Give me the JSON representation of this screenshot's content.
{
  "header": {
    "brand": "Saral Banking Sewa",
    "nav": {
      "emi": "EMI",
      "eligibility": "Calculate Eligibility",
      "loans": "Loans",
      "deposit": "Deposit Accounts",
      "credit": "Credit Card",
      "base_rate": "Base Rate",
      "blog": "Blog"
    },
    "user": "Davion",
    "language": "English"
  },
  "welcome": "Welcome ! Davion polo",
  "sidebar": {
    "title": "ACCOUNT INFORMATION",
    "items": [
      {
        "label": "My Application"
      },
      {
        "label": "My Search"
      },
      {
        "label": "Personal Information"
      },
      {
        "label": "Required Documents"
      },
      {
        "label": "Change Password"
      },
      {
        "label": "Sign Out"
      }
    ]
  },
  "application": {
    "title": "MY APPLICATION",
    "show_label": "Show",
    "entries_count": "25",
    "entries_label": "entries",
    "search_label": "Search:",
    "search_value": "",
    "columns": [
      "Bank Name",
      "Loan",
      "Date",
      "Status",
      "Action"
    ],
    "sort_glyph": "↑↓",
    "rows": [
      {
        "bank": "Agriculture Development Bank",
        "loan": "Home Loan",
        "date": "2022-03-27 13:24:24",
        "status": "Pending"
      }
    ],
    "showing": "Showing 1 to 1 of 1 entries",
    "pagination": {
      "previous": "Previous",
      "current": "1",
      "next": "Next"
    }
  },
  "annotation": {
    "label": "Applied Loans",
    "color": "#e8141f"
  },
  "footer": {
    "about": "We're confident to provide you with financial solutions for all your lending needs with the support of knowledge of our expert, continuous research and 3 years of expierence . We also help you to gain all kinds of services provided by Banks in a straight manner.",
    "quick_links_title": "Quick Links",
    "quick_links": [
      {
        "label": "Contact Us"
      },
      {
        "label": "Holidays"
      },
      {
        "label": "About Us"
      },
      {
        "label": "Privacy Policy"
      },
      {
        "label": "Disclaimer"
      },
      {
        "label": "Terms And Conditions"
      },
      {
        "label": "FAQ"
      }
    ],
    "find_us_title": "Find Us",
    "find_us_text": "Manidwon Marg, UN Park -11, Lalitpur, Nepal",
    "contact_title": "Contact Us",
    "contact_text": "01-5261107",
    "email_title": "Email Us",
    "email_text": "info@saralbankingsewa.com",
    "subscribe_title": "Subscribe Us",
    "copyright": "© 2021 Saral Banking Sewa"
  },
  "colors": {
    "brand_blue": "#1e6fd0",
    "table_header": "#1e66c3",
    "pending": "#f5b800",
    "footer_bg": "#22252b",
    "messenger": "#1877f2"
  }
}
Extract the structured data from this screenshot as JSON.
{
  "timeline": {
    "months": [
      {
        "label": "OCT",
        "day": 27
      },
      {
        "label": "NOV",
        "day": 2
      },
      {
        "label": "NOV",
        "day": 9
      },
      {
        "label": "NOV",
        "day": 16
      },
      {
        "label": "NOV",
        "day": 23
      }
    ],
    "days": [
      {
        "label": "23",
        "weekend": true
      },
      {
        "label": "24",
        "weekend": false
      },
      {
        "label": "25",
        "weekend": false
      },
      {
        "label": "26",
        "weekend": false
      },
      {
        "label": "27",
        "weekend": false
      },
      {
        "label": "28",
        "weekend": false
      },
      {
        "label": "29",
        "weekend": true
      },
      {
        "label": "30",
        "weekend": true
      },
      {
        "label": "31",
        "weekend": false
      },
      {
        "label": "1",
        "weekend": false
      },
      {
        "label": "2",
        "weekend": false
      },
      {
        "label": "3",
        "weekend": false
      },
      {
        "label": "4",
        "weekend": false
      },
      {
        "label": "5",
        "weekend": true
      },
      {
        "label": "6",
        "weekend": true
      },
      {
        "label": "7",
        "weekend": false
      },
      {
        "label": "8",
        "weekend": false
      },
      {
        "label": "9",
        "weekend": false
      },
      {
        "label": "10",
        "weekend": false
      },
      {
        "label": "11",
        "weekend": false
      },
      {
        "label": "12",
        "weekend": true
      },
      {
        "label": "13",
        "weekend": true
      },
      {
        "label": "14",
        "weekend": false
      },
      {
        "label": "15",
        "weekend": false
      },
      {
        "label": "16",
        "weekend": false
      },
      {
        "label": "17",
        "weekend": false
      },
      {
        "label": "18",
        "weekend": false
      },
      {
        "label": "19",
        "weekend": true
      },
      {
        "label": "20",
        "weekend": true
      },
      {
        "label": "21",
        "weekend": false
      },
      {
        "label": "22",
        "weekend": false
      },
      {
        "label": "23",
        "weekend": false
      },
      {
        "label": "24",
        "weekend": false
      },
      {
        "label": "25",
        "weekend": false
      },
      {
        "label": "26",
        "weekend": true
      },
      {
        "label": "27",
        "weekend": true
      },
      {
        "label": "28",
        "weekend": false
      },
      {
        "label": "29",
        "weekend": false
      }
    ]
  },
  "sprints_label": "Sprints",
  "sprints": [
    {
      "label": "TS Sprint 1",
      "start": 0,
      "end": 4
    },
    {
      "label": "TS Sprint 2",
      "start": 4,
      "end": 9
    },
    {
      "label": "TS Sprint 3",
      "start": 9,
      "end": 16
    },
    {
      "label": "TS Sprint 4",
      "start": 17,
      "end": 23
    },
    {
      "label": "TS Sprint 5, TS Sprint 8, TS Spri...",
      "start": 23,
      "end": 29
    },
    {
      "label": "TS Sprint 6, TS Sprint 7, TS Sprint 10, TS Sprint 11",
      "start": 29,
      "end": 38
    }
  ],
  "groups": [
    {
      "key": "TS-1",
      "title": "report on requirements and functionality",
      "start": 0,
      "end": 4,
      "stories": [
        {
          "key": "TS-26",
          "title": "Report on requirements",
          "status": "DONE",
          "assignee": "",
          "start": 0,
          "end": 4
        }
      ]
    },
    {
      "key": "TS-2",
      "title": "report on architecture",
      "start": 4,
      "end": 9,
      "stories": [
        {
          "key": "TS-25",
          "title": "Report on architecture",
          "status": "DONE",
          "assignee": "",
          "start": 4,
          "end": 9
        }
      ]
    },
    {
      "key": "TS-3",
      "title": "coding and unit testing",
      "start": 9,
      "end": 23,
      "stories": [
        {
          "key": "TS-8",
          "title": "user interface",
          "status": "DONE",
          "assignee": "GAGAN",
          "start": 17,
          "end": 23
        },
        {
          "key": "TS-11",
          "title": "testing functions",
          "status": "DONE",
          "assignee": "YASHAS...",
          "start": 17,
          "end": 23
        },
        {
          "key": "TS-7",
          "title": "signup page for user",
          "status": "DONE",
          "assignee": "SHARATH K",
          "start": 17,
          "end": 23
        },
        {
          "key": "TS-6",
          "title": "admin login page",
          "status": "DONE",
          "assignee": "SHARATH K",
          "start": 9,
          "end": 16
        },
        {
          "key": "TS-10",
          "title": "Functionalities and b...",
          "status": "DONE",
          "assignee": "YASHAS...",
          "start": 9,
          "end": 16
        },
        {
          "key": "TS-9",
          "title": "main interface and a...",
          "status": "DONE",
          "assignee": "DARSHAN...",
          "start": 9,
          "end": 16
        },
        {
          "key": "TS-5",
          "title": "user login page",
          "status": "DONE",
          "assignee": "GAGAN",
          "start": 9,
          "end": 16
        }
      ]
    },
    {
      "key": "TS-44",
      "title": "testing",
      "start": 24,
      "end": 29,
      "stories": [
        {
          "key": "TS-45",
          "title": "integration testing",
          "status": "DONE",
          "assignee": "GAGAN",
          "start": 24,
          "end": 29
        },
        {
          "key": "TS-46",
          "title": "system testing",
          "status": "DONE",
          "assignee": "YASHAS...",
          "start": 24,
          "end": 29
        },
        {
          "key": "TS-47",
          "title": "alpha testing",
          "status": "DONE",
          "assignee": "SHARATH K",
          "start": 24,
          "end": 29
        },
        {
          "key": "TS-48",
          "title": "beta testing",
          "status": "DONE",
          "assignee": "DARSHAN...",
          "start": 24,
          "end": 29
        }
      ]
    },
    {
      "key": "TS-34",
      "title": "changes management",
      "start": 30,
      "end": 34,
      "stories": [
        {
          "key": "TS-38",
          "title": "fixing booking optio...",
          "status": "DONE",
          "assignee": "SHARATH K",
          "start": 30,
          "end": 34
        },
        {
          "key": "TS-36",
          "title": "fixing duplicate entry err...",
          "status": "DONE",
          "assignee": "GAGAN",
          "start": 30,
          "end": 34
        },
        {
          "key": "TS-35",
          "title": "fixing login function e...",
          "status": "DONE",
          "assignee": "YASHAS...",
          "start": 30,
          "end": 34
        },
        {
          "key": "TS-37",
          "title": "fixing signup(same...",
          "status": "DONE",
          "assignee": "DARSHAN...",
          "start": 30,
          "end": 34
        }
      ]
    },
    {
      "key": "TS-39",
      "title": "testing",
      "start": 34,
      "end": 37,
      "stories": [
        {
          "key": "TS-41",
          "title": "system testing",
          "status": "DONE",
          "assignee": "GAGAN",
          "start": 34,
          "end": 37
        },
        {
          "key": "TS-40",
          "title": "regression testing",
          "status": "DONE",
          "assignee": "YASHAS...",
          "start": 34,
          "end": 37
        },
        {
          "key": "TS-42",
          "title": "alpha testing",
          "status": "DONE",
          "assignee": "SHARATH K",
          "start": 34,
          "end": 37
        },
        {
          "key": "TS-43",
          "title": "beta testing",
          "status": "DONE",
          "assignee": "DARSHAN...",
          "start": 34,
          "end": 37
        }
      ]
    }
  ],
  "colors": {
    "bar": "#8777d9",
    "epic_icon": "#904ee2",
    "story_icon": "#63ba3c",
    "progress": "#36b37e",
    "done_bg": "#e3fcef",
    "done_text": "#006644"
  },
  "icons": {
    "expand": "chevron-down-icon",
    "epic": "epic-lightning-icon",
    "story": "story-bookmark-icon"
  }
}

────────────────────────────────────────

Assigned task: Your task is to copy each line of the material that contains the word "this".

Exercise result:
Give me the JSON representation of this screenshot's content.
Extract the structured data from this screenshot as JSON.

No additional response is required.